By Aimee Chanthadavong

It may seem that “store brands” such as Woolworths Home Brand and Coles Smart Buys are ending up in shopping baskets more than ever before.

A CHOICE study has found that private label purchases are now accounting for more than 22 per cent of all grocery sales.

Christopher Zinn, CHOICE spokesperson, told Retailbiz that store brands can be just as healthy as premium labels and they’re often much cheaper.

"There’s not much of a divide between them and it’s an urban myth that home brand is inferior in nutritional content and we certainly have found evidence that it isn’t,” he said.

“It is also considerably cheaper with customers spending 25 bucks as opposed 65 bucks in home brands so that is the incentive to buy it.”

CHOICE looked at more than 160 food items and compared budget Woolworths Home Brand and Coles Smart Buys against higher end Woolworths Select and Coles brands, Aldi products and other leading labels.

The study found that depending on the product, supermarket private labels can be lower in unhealthy nutrients such as fat, saturated fat, sugars and sodium.

Examples include Aldi and Woolworths Home Brand low-fat mayonnaise which had the lowest sodium levels and Woolworths Home Brand plain water crackers which was the only cracker to score a nutrition "green light" for saturated fat content.

Zinn also suggested that home brands will continue to be more prominent in shopping baskets as supermarkets continue to put greater effort in promoting it.

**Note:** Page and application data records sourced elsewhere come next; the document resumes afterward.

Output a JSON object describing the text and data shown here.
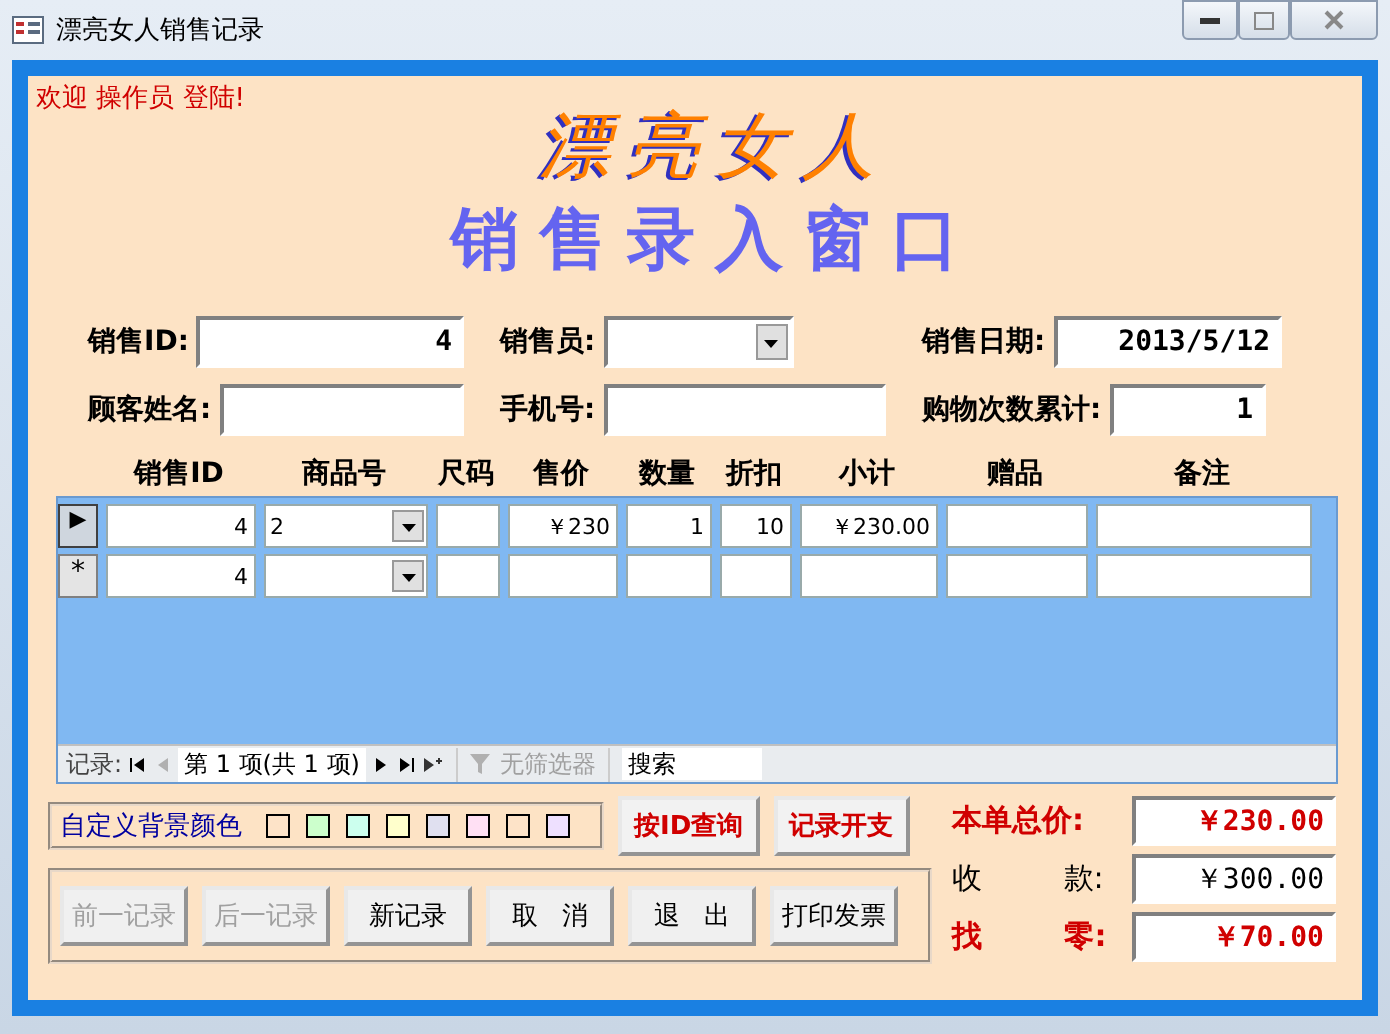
{
  "window": {
    "title": "漂亮女人销售记录"
  },
  "welcome": "欢迎 操作员 登陆!",
  "logo": "漂亮女人",
  "heading": "销售录入窗口",
  "field_rows": [
    {
      "fields": [
        {
          "label": "销售ID:",
          "kind": "text",
          "value": "4"
        },
        {
          "label": "销售员:",
          "kind": "combo"
        },
        {
          "label": "销售日期:",
          "kind": "text",
          "value": "2013/5/12"
        }
      ]
    },
    {
      "fields": [
        {
          "label": "顾客姓名:",
          "kind": "text"
        },
        {
          "label": "手机号:",
          "kind": "text"
        },
        {
          "label": "购物次数累计:",
          "kind": "text",
          "value": "1"
        }
      ]
    }
  ],
  "grid": {
    "columns": [
      "销售ID",
      "商品号",
      "尺码",
      "售价",
      "数量",
      "折扣",
      "小计",
      "赠品",
      "备注"
    ],
    "rows": [
      {
        "marker": "▶",
        "selected": true,
        "cells": {
          "sale_id": "4",
          "product": "2",
          "price": "￥230",
          "quantity": "1",
          "discount": "10",
          "subtotal": "￥230.00"
        }
      },
      {
        "marker": "*",
        "selected": false,
        "cells": {
          "sale_id": "4"
        }
      }
    ],
    "navigator": {
      "label": "记录:",
      "position": "第 1 项(共 1 项)",
      "filter": "无筛选器",
      "search_placeholder": "搜索"
    }
  },
  "color_picker": {
    "label": "自定义背景颜色",
    "swatches": [
      {
        "color": "#fde3c8"
      },
      {
        "color": "#ccffcc"
      },
      {
        "color": "#ccffee"
      },
      {
        "color": "#ffffcc"
      },
      {
        "color": "#e0e0f0"
      },
      {
        "color": "#ffe0f4"
      },
      {
        "color": "#fde3c8"
      },
      {
        "color": "#eee0ff"
      }
    ]
  },
  "query_buttons": [
    "按ID查询",
    "记录开支"
  ],
  "buttons": [
    {
      "label": "前一记录",
      "disabled": true
    },
    {
      "label": "后一记录",
      "disabled": true
    },
    {
      "label": "新记录",
      "disabled": false
    },
    {
      "label": "取 消",
      "disabled": false
    },
    {
      "label": "退 出",
      "disabled": false
    },
    {
      "label": "打印发票",
      "disabled": false
    }
  ],
  "totals": [
    {
      "label": "本单总价:",
      "value": "￥230.00",
      "emphasis": true
    },
    {
      "label": "收 款:",
      "value": "￥300.00",
      "emphasis": false
    },
    {
      "label": "找 零:",
      "value": "￥70.00",
      "emphasis": true
    }
  ]
}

“We would imagine that having seen the growth of home brand purchases in the UK, it’d be the equivalent here.”